Fates and Furies

Early in Lauren Groff's Fates and Furies, a cat watches an outdoor dinner party, and we are privy to the cat's thoughts of incredulity as it watches the humans react in shock to the falling of fat raindrops, a rainstorm the cat knew was coming by the smell in the air, many minutes before.

There are moments when I wonder what our cat is thinking as she stares at us, sometimes with curiosity and sometimes with confusion, as we go about our daily lives. Cleo, our kitten, is young, still; her desire to know everything we are doing and be a part of all the activity comes from her age and her youthful vibrancy. The narrative in her head, however, is unknown to us: what is she thinking when we leave for the office in the morning, when we settle in bed for the night? What thoughts pass through her mind when we fold the laundry, turn on the stove, or even scoop her litter box?

We will never know Cleo's perspective on the world around her, because she will never be able to articulate them to us. All we can do, instead, is project our own impressions, build our own narrative of what her perspective may be—a narrative that is bound to be flawed, inaccurate. We will never know any better.

This, after all, is what Ms. Groff's novel is all about: unknowable perspectives. Fates and Furies tells us the story of Lotto, a young man who grows up to be a renown playwright, upon whom fortune smiles for seemingly no reason, and Mathilde, his wife, working in the background—unknown to Lotto—to guide that fortune, to create the luck that seemingly naturally finds Lotto at every corner.

It is a novel in two parts, containing two distinct perspectives, two stories of the same life that could not be more different, but it is more than that. Fates and Furies is a book that reminds us that the narratives we create, for ourselves and for others, are pocked with spots, gaps and holes we will never fill. Even those closest to us live lives that are utterly unknowable.
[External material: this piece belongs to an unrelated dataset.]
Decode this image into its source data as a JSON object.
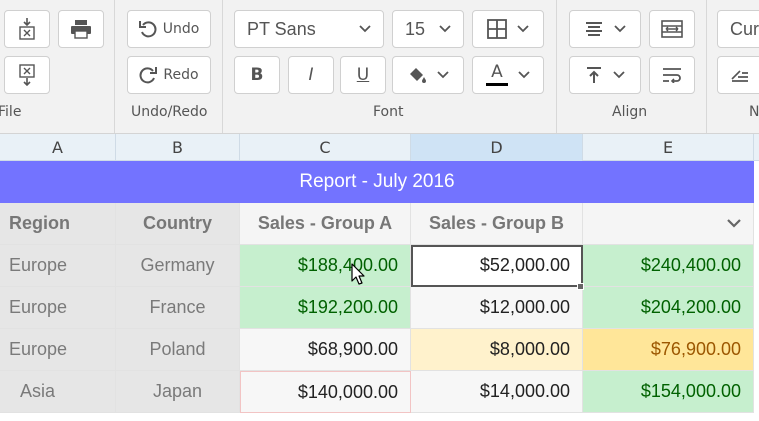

I will never know what Cleo, our kitten, is thinking behind those large, bright eyes, but this should not be troubling. After all, none of us will ever know what resides in the minds, the histories, the experiences, of those we love, no matter how much we share. Ms. Groff captures that reality beautifully, if not somewhat dispiritedly, in Fates and Furies. Lives are lived together, but the stories of our lives are our own.